_Problem description_. Scan the records below for the word "thumbnail". Copy each line where it appears.
※
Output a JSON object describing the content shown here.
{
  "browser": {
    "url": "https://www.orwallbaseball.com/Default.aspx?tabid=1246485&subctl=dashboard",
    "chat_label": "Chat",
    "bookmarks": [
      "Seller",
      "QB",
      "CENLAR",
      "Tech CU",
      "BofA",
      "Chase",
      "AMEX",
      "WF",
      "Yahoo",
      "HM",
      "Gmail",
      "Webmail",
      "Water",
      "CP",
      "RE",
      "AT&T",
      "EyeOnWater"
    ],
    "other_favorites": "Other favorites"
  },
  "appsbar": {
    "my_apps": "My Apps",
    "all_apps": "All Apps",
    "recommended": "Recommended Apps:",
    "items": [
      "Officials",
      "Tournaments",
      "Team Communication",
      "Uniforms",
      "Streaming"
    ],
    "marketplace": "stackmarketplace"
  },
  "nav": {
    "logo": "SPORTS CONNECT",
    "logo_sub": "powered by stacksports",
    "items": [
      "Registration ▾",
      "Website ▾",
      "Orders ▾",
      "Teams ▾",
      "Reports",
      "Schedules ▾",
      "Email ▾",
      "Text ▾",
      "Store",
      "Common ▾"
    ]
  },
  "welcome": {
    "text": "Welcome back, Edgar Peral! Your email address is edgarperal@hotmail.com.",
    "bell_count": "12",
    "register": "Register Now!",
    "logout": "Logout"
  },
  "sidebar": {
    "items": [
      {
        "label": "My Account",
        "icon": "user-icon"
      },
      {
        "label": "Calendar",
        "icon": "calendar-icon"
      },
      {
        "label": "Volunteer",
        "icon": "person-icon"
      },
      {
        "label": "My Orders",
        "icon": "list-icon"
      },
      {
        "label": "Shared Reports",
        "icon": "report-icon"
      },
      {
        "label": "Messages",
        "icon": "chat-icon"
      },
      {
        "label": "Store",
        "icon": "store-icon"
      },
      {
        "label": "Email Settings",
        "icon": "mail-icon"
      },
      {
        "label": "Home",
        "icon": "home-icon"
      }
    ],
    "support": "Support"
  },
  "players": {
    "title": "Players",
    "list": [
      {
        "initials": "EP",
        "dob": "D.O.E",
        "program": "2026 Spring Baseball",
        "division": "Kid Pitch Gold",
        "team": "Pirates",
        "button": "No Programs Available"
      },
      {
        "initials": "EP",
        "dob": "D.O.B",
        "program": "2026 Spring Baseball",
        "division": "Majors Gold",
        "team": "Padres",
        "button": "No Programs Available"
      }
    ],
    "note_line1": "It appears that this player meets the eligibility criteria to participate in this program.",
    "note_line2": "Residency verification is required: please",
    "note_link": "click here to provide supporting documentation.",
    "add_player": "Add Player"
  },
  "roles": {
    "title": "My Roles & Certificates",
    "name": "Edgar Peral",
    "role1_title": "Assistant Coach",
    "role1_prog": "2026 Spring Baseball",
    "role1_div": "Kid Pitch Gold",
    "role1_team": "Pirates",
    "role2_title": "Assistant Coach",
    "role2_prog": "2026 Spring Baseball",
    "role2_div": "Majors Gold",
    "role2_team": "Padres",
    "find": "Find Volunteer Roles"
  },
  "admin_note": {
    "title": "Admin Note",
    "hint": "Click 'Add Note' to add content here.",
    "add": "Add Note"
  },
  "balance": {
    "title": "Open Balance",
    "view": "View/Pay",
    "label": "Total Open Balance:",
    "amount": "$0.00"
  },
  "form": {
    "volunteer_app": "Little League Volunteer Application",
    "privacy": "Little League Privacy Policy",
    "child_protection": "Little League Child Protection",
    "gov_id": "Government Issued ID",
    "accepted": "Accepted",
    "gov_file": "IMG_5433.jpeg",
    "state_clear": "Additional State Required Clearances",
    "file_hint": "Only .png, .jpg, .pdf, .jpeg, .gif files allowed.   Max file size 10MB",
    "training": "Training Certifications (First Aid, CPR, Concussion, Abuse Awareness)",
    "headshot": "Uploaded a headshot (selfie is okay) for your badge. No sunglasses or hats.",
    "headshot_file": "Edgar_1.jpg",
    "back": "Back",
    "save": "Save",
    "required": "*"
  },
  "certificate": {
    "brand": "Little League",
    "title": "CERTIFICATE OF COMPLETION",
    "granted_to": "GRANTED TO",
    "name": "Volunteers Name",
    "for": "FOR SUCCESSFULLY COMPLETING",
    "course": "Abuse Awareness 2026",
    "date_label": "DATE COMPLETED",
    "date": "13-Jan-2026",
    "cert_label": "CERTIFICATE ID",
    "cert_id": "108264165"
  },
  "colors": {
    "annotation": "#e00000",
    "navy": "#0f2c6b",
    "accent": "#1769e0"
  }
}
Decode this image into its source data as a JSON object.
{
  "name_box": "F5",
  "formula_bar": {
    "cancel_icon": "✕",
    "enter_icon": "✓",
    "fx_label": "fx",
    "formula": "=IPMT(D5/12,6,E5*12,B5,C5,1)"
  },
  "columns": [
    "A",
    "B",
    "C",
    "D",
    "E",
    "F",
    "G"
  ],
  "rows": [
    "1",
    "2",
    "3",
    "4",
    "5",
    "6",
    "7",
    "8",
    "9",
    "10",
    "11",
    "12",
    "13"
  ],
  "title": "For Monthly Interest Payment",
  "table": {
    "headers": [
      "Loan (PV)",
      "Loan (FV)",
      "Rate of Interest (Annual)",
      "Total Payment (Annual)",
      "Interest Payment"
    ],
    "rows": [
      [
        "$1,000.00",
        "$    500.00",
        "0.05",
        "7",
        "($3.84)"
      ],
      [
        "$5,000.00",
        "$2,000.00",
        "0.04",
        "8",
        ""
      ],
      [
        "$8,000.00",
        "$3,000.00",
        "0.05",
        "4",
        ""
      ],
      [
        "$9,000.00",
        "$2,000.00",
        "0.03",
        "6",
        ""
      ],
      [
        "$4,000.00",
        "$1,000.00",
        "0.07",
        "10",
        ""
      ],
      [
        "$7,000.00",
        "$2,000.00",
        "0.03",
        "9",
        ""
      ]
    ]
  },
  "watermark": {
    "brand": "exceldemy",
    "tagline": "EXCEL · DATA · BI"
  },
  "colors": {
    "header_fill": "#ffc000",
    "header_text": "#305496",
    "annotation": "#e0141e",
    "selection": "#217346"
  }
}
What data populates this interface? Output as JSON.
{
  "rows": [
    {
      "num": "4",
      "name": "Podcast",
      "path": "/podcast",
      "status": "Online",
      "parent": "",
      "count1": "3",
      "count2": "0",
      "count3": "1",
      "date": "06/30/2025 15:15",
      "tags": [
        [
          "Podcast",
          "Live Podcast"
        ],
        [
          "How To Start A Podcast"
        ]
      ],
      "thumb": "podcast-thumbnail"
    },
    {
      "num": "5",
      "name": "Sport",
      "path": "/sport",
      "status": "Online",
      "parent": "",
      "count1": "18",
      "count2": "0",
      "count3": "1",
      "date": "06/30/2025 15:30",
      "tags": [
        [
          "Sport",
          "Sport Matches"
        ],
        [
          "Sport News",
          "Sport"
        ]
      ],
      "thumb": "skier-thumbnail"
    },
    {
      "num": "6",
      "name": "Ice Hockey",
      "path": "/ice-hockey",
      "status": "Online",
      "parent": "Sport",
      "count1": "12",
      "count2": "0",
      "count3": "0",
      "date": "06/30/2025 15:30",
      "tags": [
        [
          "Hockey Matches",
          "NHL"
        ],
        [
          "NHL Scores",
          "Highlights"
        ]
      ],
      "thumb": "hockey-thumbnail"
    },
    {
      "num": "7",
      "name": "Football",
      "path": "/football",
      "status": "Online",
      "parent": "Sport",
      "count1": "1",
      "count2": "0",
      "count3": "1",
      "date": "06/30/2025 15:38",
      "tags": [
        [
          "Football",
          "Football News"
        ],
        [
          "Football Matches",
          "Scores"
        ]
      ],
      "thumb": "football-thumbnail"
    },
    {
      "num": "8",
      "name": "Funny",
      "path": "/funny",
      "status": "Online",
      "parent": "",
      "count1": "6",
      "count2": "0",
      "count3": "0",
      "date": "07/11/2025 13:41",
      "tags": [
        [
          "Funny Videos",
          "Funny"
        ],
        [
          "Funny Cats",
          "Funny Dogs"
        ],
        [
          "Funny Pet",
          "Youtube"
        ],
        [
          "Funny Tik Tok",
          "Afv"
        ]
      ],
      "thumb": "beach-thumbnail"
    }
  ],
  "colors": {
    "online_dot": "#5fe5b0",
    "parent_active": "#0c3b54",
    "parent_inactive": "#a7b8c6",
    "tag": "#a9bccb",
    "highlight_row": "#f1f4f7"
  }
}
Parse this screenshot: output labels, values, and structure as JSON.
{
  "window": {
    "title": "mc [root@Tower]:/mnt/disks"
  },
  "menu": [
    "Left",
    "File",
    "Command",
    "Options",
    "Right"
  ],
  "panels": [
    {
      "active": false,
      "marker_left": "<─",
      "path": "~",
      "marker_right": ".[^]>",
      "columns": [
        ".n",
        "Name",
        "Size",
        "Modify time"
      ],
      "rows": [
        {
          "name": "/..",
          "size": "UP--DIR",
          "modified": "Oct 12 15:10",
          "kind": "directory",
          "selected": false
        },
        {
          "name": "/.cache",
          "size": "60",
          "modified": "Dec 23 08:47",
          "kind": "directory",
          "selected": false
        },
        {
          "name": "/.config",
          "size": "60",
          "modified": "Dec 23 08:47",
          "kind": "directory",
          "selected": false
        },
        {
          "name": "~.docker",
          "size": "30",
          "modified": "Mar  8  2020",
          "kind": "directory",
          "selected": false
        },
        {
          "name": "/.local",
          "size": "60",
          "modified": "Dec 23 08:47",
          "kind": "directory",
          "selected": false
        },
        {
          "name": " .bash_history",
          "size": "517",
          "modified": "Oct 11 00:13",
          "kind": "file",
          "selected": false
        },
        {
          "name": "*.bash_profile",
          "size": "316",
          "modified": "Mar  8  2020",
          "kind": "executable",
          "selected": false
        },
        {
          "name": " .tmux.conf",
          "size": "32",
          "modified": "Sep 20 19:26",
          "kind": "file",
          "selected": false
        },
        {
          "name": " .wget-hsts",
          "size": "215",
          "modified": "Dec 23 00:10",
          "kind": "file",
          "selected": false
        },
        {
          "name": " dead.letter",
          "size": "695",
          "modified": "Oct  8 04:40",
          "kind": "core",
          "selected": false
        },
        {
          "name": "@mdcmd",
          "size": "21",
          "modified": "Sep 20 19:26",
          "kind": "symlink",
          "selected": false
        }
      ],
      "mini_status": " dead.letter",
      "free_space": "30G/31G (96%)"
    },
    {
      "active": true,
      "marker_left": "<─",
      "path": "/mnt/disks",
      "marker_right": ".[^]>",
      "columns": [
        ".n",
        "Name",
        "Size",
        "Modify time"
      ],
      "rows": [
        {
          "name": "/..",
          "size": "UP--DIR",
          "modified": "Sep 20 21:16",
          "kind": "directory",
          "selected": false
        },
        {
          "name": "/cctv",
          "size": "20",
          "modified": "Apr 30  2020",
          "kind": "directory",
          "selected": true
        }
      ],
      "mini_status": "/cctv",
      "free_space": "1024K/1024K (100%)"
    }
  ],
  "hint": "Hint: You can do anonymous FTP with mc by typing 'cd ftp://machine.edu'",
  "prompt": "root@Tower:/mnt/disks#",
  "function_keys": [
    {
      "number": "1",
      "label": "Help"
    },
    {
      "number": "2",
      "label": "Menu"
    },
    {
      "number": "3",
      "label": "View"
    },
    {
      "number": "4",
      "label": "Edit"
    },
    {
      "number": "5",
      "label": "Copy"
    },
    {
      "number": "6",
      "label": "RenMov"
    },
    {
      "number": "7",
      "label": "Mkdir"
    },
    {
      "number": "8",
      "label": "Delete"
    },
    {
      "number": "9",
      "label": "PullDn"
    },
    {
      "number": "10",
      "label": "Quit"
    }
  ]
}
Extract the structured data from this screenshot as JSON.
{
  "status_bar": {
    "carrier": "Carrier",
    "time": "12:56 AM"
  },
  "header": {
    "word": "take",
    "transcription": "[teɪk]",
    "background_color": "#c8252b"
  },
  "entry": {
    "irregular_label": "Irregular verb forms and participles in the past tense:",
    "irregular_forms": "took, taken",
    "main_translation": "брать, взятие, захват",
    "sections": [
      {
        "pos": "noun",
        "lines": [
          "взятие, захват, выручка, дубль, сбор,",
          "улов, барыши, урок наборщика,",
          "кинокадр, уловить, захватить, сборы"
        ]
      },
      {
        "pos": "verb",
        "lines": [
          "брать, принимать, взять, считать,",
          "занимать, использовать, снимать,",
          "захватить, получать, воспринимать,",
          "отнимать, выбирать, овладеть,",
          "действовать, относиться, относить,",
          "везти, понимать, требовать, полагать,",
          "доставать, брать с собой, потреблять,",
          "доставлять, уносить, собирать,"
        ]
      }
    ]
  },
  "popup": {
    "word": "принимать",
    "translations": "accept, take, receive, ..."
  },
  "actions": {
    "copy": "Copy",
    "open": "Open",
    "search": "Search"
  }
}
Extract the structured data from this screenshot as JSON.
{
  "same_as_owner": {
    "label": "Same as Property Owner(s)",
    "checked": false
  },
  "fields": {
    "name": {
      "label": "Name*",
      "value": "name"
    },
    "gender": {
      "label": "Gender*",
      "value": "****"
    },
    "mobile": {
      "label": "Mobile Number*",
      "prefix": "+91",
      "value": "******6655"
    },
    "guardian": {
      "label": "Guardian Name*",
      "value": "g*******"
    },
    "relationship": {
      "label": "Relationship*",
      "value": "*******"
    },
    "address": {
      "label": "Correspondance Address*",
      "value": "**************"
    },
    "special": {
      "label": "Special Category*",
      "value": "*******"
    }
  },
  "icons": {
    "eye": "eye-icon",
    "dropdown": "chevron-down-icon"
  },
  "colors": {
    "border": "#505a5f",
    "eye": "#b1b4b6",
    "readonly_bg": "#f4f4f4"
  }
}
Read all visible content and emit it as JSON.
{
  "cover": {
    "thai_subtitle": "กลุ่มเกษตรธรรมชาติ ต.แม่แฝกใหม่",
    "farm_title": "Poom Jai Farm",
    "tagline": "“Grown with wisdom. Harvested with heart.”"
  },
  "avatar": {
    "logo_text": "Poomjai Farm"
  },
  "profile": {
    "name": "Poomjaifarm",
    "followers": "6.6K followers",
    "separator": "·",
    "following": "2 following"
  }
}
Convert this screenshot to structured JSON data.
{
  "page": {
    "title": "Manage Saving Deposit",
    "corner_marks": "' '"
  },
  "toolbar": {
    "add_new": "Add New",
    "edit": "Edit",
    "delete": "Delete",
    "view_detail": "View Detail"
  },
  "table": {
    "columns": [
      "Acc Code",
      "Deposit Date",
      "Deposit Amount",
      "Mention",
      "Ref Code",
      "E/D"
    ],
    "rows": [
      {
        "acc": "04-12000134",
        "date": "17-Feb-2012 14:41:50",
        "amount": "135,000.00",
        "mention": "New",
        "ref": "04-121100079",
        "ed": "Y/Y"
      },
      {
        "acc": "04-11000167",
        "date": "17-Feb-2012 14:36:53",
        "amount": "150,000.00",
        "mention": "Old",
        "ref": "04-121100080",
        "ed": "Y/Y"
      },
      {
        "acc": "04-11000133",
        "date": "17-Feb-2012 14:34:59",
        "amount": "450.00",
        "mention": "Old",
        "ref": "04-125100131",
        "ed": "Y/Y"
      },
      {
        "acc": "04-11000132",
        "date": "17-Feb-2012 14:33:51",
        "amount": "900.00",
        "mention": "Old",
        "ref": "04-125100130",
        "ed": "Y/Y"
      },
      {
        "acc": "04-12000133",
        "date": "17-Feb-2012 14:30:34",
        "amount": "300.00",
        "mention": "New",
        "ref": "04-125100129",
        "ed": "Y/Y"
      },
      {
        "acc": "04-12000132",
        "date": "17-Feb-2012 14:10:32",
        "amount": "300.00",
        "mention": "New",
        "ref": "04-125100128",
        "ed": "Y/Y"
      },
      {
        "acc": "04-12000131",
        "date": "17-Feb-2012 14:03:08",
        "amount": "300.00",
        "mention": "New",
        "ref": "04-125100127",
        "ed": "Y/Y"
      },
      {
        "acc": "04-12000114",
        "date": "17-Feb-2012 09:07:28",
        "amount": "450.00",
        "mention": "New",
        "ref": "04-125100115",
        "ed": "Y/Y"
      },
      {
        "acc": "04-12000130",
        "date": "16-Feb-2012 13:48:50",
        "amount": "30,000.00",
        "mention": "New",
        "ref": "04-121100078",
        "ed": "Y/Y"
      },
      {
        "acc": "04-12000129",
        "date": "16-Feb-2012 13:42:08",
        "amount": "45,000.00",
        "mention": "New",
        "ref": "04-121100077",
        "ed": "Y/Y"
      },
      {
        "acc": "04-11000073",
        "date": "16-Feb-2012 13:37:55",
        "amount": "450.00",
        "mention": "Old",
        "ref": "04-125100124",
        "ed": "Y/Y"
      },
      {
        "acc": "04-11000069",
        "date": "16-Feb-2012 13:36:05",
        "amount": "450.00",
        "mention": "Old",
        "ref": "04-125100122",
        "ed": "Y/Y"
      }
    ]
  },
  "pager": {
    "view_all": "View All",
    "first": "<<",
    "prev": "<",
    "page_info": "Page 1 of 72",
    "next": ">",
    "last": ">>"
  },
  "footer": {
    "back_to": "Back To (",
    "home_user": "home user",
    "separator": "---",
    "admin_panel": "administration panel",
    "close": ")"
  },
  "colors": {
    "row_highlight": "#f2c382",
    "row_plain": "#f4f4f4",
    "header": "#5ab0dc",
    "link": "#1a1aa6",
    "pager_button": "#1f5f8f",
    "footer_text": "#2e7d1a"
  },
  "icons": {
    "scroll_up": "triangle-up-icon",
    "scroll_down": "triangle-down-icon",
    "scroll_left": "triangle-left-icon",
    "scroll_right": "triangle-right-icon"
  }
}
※
_Solution_.
      "thumb": "podcast-thumbnail"
      "thumb": "skier-thumbnail"
      "thumb": "hockey-thumbnail"
      "thumb": "football-thumbnail"
      "thumb": "beach-thumbnail"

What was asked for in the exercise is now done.